Prioritization requires balancing the benefit of each task or goal your team is responsible for against the benefits, costs, and implications involved to decide what’s more important. Having clear priorities for your virtual team will help the team:

  • Focus on the most important requests and requirements
  • Plan for workflow, handoffs, deliverables, timeframes, and so on
  • Manage their projects more effectively
  • Make decisions when presented with conflicting goals
  • Allocate their time, energy, and resources

Most teams that I work with don’t have a good method for prioritization, and it’s not because prioritization is difficult. It’s because prioritization takes a commitment of time and a structured practice to determine where to focus. Here is a seven-step method for prioritization that I recommend:
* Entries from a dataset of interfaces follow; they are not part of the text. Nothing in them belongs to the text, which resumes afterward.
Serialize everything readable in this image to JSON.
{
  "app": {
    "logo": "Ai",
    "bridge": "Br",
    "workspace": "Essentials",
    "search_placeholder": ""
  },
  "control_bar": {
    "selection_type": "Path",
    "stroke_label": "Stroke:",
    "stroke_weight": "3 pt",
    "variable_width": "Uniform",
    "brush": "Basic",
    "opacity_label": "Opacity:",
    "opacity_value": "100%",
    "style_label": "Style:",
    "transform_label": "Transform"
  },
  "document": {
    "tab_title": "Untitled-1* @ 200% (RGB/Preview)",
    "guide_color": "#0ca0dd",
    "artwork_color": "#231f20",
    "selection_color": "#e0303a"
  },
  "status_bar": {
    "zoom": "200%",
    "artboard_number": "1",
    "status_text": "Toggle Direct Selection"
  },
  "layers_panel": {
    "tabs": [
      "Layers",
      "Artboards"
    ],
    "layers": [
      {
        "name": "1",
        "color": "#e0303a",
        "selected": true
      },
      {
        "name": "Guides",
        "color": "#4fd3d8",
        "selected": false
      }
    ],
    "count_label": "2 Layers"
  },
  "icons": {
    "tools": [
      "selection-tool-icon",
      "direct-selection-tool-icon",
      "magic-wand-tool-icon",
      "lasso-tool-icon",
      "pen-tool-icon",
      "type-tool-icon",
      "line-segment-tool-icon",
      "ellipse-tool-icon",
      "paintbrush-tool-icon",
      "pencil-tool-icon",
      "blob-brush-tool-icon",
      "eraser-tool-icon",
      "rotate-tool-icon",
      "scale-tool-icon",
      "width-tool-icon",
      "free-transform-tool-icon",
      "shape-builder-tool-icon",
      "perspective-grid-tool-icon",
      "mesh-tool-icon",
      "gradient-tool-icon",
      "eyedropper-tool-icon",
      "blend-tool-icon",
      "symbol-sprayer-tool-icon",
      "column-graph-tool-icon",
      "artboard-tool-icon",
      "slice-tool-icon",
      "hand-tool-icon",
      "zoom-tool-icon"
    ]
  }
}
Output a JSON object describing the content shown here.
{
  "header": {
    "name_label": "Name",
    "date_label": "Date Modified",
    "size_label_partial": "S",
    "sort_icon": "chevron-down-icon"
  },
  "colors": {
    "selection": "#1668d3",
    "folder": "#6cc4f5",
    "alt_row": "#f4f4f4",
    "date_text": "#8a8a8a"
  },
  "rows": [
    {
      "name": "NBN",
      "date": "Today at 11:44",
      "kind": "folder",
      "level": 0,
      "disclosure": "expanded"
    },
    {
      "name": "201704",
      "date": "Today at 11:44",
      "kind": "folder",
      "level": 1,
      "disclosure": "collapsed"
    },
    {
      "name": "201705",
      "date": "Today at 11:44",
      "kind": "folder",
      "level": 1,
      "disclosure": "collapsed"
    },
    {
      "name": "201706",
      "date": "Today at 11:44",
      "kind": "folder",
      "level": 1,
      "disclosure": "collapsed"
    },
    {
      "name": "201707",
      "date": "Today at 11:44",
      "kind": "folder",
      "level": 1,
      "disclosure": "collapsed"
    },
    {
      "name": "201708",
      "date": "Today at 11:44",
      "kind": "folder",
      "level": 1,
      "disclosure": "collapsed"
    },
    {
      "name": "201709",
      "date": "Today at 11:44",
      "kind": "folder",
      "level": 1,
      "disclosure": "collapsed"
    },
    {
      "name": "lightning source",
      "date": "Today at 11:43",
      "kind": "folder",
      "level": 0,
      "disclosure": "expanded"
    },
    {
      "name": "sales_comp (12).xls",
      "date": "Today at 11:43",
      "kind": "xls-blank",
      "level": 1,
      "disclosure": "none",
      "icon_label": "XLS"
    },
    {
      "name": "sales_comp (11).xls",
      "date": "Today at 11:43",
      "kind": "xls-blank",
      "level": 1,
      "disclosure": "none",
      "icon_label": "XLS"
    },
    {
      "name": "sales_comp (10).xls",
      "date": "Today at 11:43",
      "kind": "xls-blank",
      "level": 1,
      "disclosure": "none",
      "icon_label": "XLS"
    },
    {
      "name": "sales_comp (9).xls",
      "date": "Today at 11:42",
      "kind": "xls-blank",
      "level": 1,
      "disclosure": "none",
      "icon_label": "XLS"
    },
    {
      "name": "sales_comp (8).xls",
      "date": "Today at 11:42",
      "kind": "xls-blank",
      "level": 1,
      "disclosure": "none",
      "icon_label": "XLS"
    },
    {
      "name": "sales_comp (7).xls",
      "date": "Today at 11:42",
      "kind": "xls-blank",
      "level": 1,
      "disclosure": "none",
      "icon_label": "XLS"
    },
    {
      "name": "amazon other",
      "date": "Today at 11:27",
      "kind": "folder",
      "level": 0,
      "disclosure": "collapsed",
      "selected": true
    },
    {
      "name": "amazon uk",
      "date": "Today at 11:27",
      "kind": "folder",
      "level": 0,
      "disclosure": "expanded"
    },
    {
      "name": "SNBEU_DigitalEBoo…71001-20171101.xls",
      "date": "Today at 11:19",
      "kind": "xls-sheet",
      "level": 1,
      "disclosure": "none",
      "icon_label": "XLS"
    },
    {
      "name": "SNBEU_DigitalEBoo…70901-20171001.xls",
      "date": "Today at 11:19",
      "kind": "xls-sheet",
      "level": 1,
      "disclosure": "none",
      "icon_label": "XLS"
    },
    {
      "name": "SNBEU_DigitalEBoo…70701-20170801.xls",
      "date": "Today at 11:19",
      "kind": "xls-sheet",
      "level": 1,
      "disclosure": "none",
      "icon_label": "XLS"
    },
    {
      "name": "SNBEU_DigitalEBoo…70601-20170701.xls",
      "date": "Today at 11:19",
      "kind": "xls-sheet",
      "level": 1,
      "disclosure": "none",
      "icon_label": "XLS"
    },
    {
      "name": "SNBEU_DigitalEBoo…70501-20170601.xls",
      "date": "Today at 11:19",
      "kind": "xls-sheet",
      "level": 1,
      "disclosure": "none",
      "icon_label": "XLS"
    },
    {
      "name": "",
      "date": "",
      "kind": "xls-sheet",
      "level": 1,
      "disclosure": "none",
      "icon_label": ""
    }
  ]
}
  1. Build a collective list of tasks. List all team member tasks that significantly impact results. (After your team is established, you can do this together using a virtual whiteboard.) Remove any ongoing goals such as coming in under budget or hitting revenue goals.
  2. Identify tasks between urgent versus important. Any tasks that have serious consequences to the team, business, or your customers if not completed in the next 90 days are considered urgent. Focus on the following to help you break down tasks into the two categories:
    • Put tasks in one of two columns: Urgent or Important.
    • Analyze the value for each urgent and important task to the team and business by assessing the level of impact each task has to people, process, or profit.
    • Rank them in order of urgency first, followed by value.
    • Analyze dependencies necessary to complete urgent tasks.
  3. Define tasks that always take priority. These tasks can be major client requests, CEO requests, or system breakdowns that immediately move to the top of the urgent column.
  4. Determine time, resources, and effort required. Making this determination is helpful when you have too many priorities. It helps you decide whether to check off the low effort priorities first or start on high effort priorities.
  5. Start cutting. Only focus on priorities that your team can reasonably accomplish in the next three to six months with the time and people resources you have available. If accomplishing more priorities is necessary, ask for more resources.
  6. Assign tasks and review regularly. Clarify what needs to be done to accomplish the priority, who is going to do what, and when the tasks need to be finished. Review progress on priorities consistently with your team.
  7. Be ready to adjust. Change happens every day at a rapid pace. Prepare your team members for shifting priorities by keeping them updated on any recent developments or company decisions that may impact their priorities.

Virtual team members can easily get off track if priorities aren’t clear and progress isn’t regularly assessed. Keep in mind that your team members should only have one top priority at a time or else they’ll think everything is important, won’t understand what matters most, and will have difficulty deciding on where to focus.

Always communicate to your team that although one person may be the expert assigned to complete a task or priority, the entire team is responsible for achieving it. This creates a shared team goal and support for team priorities, no matter where someone is located.

What do you want your virtual team to be known for

If your virtual team doesn’t have a good team brand or reputation from the get-go, changing poor first impressions can be an uphill battle. With a lack of face-to-face interactions, social outings (where team members can get to know each other), or personal contact with others, after your team has lost credibility, your virtual team leader and all team members will need to work hard to regain it. That’s why I recommend that in collaboration with your team members, you discuss and agree on what you want to be known for or what you want others — whether it’s other teams, customers, vendors, or the CEO — to say about you.

Maybe your team wants to be known as the go-to experts or the fastest problem solvers in the west. Whatever it is, discuss and agree as a team on how you all can achieve this recognition in every interaction and with every opportunity.